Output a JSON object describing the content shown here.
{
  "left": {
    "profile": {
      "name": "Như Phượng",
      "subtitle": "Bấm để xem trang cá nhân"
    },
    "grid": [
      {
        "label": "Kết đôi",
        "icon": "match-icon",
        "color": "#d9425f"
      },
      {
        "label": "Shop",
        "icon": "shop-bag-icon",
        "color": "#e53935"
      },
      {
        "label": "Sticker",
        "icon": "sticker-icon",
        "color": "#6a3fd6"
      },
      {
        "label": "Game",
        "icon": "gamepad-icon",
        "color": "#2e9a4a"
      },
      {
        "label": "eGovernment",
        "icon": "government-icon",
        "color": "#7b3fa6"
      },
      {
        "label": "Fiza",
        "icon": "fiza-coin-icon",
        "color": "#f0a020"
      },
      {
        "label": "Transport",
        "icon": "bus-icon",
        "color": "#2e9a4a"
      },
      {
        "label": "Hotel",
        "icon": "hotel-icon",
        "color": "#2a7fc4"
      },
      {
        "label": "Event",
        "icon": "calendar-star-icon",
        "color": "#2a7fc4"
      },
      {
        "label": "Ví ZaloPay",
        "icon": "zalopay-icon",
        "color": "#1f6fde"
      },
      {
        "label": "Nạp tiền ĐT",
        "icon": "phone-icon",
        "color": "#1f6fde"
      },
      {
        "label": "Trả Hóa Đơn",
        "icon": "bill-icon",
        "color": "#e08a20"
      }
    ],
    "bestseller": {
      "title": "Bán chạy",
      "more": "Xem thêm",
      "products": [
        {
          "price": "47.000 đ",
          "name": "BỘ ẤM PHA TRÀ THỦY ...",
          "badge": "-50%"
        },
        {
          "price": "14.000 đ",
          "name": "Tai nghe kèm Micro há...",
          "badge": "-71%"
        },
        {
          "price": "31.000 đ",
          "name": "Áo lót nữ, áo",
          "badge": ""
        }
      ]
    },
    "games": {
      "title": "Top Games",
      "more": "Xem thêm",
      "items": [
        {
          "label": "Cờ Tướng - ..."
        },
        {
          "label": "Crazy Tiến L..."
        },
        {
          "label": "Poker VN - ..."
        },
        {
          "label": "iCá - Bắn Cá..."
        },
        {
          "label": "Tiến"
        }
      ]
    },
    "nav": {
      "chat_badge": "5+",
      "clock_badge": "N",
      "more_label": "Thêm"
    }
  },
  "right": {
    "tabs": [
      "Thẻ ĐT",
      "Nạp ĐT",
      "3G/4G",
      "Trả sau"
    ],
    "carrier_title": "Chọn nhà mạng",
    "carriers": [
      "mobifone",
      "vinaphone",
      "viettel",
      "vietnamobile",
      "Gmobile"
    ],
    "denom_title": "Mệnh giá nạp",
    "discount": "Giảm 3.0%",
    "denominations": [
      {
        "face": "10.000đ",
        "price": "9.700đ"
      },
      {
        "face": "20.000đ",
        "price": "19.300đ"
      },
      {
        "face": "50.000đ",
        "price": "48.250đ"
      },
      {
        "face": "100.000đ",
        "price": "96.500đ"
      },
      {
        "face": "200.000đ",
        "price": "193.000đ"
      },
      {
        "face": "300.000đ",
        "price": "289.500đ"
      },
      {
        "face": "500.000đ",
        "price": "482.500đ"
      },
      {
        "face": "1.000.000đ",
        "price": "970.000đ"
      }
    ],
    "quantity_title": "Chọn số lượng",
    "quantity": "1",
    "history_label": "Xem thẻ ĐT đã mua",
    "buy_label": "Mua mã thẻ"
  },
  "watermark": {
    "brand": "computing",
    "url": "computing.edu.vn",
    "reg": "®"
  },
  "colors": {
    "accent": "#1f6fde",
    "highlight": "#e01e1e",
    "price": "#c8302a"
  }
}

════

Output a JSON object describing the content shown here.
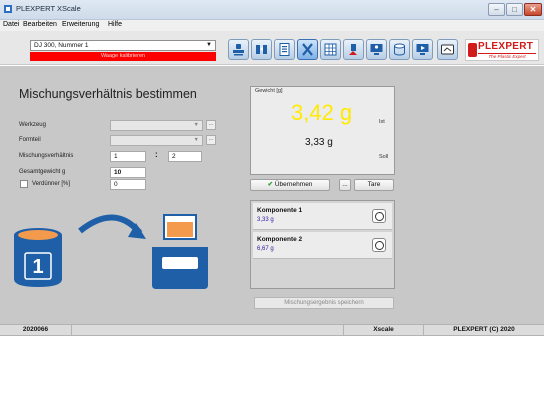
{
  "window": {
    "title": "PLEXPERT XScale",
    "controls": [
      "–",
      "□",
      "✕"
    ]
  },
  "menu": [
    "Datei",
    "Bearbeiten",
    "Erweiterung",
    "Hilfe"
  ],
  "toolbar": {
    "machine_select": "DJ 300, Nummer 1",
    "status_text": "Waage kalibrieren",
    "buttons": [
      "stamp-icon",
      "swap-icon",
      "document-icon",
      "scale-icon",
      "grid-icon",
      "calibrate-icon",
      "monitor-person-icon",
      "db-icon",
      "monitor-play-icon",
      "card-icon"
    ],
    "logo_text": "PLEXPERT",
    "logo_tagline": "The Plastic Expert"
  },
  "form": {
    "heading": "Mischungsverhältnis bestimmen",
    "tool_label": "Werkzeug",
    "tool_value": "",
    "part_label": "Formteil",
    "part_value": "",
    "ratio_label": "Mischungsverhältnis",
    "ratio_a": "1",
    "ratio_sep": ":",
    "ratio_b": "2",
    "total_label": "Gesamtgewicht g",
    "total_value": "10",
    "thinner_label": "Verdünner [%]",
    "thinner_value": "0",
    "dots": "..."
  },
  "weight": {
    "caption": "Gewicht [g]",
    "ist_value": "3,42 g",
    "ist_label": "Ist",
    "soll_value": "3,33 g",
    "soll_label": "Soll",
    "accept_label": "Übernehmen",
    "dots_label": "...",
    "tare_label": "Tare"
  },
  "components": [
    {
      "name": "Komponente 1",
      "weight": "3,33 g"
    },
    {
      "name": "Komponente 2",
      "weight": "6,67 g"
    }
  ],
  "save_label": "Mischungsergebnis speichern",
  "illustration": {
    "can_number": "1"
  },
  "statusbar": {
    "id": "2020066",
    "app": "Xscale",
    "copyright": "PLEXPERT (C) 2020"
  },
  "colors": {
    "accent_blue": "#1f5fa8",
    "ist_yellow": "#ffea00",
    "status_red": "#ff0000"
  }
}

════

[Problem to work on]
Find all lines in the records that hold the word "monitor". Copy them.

[Finished task]
      "monitor-person-icon",
      "monitor-play-icon",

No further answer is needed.